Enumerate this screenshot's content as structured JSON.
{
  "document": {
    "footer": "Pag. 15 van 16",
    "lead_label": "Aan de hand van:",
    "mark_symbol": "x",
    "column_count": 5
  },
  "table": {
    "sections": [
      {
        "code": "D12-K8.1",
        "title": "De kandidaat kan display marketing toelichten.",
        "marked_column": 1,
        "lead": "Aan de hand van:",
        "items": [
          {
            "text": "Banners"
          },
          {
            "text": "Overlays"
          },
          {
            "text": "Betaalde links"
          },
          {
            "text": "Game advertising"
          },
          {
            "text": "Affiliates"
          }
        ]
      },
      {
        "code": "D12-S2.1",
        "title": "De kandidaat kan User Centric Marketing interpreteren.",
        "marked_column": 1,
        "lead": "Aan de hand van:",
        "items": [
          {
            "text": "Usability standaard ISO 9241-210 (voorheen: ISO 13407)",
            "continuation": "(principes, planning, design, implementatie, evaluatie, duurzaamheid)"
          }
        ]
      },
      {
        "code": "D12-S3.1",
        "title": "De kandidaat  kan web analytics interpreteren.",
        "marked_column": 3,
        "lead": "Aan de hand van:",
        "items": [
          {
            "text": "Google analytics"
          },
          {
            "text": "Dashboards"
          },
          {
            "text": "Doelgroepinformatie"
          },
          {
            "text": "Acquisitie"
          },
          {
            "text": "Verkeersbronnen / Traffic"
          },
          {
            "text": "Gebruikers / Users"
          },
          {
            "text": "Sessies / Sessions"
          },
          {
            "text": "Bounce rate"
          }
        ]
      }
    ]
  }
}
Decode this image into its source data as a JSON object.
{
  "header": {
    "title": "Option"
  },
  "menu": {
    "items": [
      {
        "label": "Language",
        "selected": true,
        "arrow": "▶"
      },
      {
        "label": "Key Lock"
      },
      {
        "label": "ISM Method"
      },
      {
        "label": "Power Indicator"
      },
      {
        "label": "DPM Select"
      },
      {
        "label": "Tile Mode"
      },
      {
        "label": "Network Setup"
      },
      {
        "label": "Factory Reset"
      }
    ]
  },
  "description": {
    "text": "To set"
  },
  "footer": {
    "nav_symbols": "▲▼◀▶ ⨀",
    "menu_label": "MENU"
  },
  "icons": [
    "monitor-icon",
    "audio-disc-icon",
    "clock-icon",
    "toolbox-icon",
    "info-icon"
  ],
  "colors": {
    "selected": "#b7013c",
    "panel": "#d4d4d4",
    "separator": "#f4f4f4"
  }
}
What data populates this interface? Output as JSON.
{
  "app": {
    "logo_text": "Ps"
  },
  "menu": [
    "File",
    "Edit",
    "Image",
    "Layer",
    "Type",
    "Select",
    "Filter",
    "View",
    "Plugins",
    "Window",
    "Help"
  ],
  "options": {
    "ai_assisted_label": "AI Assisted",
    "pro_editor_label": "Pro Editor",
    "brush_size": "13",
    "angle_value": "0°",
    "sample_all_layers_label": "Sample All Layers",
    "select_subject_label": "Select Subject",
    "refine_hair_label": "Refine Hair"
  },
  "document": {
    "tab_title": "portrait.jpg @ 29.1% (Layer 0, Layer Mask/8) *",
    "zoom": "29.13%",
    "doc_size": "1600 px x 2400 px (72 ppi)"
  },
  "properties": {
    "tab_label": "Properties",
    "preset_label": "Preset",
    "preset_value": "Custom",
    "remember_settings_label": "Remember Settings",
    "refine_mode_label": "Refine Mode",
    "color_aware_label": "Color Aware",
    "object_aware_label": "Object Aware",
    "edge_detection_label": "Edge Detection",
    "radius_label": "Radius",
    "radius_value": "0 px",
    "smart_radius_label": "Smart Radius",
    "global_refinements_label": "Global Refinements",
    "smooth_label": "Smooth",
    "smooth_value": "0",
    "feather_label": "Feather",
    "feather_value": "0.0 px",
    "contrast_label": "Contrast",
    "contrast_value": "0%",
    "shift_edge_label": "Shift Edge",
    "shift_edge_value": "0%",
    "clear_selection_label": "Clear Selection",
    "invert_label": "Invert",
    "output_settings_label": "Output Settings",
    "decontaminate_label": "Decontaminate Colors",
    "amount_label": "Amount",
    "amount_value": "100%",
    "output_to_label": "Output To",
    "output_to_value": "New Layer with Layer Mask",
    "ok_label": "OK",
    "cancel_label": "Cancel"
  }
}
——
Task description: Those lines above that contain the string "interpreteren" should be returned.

Solution for this problem:
        "title": "De kandidaat kan User Centric Marketing interpreteren.",
        "title": "De kandidaat  kan web analytics interpreteren.",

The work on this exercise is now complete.